Bees are always welcome in my garden for their wonderful buzzing and their help in pollination. We have many different sorts of bees zooming around with the dragonflies, butterflies, and the humming birds.

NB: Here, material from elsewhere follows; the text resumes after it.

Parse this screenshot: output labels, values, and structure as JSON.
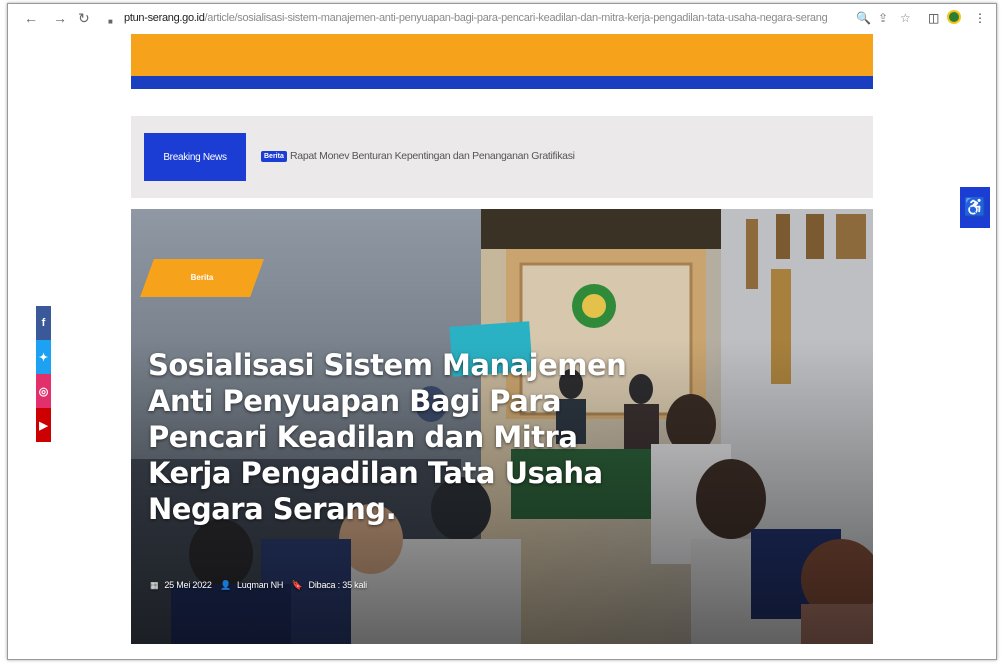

Here are a few who stayed still long enough for me to get their photos.
A volunteer sunflower, growing happily in a pot from last winter’s bird food, feeds a happy bee.

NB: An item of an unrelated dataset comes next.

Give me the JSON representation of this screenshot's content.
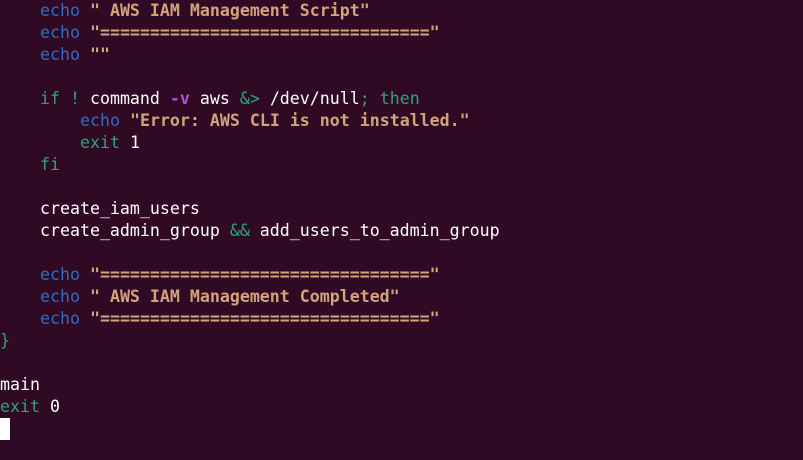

A feast of Purple Coneflower, roses, Monarda, and Sage is laid out for all comers on a June morning.
Two tiny blue dragonflies alight on this day lily stalk.
The shrub “bones” of this garden are Rose of Sharon, butterfly bush (Buddleia), shrub roses, “Josee” re-blooming lilac (Syringa), and a fig tree.
Tiger Swallowtail butterflies on Buddleia
Perennials include Pineapple Sage, Mexican Blue Sage, culinary sage, Monarda, Purple Coneflowers, Daisy, Stachys Byzantina (lamb’s ears), Gaillardia, Oregano, Lavender, Rosemary, Comfrey, Geranium, Hosta, and spring flowering bulbs.
Annuals include Basil, Pentas, Zinnias, Nicotania, white Sage, Marigolds, and hot peppers.
A Hummingbird moth enjoys feeding on Monarda, or Bee Balm. Monarda is a perennial herb in the mint family. Its leaves can be dried and used as tea.
“Josee” re-blooming lilac, in its second flush of bloom in late June, is appreciated by all the nectar lovers in the garden. Please enlarge this photo to see the Hummingbird Moth feeding here.
Bumble bees don’t have a hive. In the early morning you will often find them sleeping on the last plant they visited at dusk. Breakfast is already on the table.
Bumble bees enjoy the Purple Coneflowers. Pineapple sage in the background will bloom by early autumn to continue the feast.
Butterfly on Lantana
More butterfly close ups and information on plants which attract them here, and butterfly closeups with information on how to make a butterfly garden here
A bee covered in pollen from the generous Rose of Sharon, or tree Hibiscus flowers.